### EXERCISE INSTRUCTIONS
For the entries that follow, give the number of lines holding the string "JSON" and nothing more.

### PROVIDED MATERIAL
# # # # # # #

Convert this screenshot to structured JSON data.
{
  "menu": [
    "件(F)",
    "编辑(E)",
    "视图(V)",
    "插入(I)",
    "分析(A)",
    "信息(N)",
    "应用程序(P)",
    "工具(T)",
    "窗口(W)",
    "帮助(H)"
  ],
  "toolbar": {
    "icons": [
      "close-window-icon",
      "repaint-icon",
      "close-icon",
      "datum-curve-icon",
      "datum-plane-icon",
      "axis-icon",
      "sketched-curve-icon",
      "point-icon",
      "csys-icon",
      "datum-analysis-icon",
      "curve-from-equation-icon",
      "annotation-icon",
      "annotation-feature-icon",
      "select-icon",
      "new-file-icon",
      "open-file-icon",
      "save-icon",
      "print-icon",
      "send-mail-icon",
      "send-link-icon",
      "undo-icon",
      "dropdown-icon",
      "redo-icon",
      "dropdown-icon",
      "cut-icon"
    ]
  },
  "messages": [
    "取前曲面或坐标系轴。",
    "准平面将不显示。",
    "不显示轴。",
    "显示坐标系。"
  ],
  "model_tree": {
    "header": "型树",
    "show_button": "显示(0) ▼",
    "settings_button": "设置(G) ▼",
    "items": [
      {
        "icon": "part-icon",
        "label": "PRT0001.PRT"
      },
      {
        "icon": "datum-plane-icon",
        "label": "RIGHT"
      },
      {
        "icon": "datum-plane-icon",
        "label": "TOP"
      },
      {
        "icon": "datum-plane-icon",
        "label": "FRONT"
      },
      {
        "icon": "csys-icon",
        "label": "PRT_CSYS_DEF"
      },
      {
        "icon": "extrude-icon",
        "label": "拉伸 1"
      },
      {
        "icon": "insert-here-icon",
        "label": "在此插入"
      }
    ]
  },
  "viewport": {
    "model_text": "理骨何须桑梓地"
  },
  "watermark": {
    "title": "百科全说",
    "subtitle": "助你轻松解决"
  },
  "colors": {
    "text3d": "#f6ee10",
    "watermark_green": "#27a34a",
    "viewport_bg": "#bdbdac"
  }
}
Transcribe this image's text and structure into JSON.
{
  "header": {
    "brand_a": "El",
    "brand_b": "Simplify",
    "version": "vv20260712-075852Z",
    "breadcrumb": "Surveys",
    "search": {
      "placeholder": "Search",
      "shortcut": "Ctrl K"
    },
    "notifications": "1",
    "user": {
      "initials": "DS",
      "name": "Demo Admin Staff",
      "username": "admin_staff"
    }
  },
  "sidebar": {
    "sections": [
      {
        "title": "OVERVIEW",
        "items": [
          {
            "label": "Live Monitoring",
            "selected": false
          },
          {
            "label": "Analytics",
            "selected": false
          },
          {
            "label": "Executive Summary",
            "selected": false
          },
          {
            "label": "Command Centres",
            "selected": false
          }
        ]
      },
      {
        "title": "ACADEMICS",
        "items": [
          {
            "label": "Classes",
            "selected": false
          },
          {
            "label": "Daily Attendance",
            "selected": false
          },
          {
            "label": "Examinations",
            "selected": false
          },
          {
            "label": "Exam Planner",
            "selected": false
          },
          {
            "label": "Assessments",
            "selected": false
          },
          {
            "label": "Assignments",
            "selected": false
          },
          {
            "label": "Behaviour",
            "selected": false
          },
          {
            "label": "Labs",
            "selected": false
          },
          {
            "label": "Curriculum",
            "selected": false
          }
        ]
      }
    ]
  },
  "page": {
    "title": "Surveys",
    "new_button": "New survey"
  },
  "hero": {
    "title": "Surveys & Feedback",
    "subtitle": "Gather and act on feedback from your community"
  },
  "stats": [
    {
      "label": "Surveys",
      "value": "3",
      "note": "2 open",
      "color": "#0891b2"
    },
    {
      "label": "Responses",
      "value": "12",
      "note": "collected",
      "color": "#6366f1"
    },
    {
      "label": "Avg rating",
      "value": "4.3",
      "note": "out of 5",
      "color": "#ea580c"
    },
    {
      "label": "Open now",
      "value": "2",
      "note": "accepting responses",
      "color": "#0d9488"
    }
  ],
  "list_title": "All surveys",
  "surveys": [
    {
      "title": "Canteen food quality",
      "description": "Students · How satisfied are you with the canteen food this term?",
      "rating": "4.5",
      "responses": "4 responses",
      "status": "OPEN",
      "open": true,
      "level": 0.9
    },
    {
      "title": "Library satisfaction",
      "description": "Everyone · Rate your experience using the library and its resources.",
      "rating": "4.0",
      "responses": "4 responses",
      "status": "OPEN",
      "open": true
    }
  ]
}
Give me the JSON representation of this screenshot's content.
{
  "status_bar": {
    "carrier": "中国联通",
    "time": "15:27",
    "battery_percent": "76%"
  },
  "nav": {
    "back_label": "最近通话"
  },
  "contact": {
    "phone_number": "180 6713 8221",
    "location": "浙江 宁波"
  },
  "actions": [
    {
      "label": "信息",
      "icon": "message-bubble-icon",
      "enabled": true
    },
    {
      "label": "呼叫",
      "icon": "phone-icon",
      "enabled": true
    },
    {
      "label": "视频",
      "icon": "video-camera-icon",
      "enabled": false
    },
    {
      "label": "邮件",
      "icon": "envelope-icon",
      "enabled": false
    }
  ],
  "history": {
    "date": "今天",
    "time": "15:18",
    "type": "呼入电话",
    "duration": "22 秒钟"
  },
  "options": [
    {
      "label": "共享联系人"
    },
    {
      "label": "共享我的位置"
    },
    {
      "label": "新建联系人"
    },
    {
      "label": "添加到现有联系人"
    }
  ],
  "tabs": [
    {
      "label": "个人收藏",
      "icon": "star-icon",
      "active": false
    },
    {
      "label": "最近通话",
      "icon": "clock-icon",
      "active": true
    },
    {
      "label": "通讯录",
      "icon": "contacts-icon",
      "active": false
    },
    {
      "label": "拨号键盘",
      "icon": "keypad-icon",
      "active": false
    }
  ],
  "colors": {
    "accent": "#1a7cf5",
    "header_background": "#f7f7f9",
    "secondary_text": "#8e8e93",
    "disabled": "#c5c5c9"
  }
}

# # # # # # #

### ANSWER TO THIS EXERCISE
3